Basic Education Minister Angie Motshekga expressed her thoughts on Shakespeare work in the schools’ curriculum. Picture: Thobile Mathonsi

Professor Chris Thurman from the English department at Wits University, who teaches Shakespeare, had said in a previous report that William Shakespeare no longer had relevance for South African children.

“I’m not a school teacher, but it seems to me there is already an element of choice at school level. There are already learners who don’t encounter Shakespeare within the curriculum at high school and that is fine.”

“I’m not particularly anxious if Shakespeare were to fall off the curriculum at school level, particularly if that means there are South African, African or more accessible world literature writers who can be placed in that curriculum,” Thurman said.

Tshepo Motsepe from Equal Education shared their approval of the idea to remove the works from the curriculum. “In our previous teaching and learning summit held in July 2016, we drafted an education charter which called for a review of the curriculum.”

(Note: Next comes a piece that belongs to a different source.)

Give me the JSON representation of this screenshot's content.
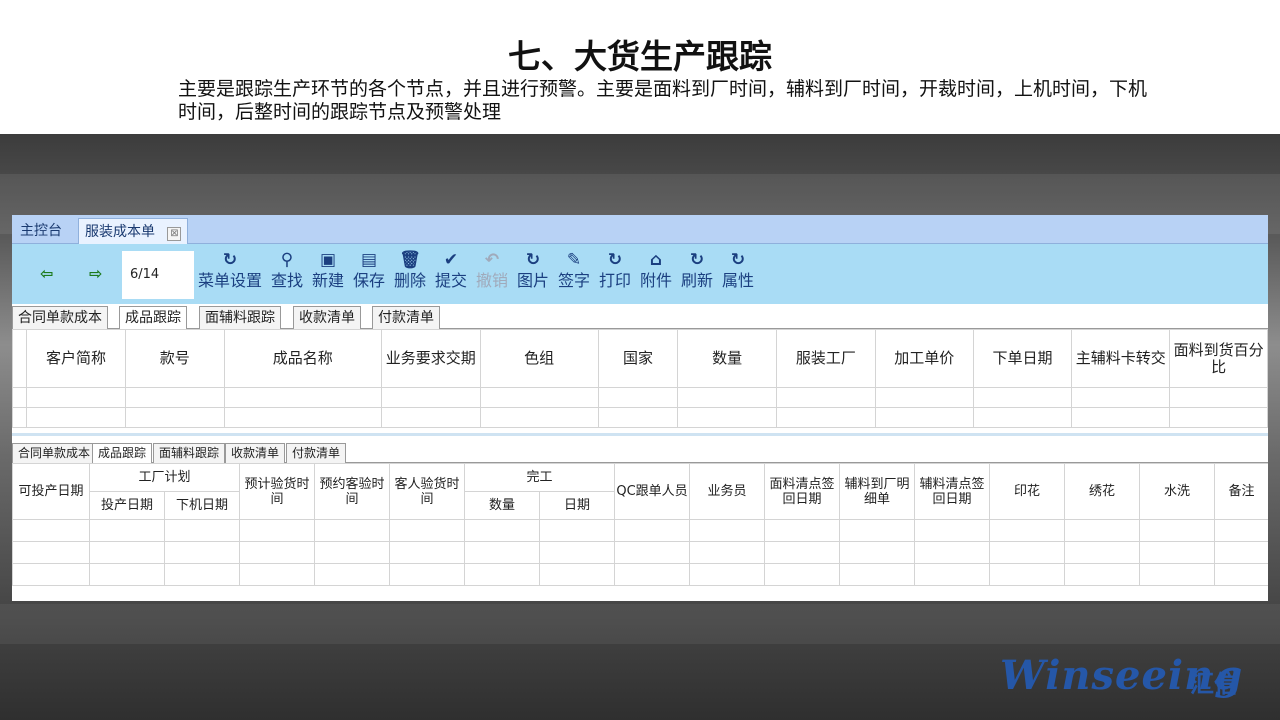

“We recognised the current curriculum as reinforcing colonial teaching and learning while neglecting African literature in particular when looking at what is being taught in our schools. This also applies to the history curriculum. South African and African history has taken a back seat and our learners are not taught the rich history we have as a nation.”

The Western Cape Education Department responded to an inquiry by saying: “The curriculum is set at national level. The Western Cape Education Department’s curriculum experts will provide their input as part of the envisaged review process.”

Cape Argus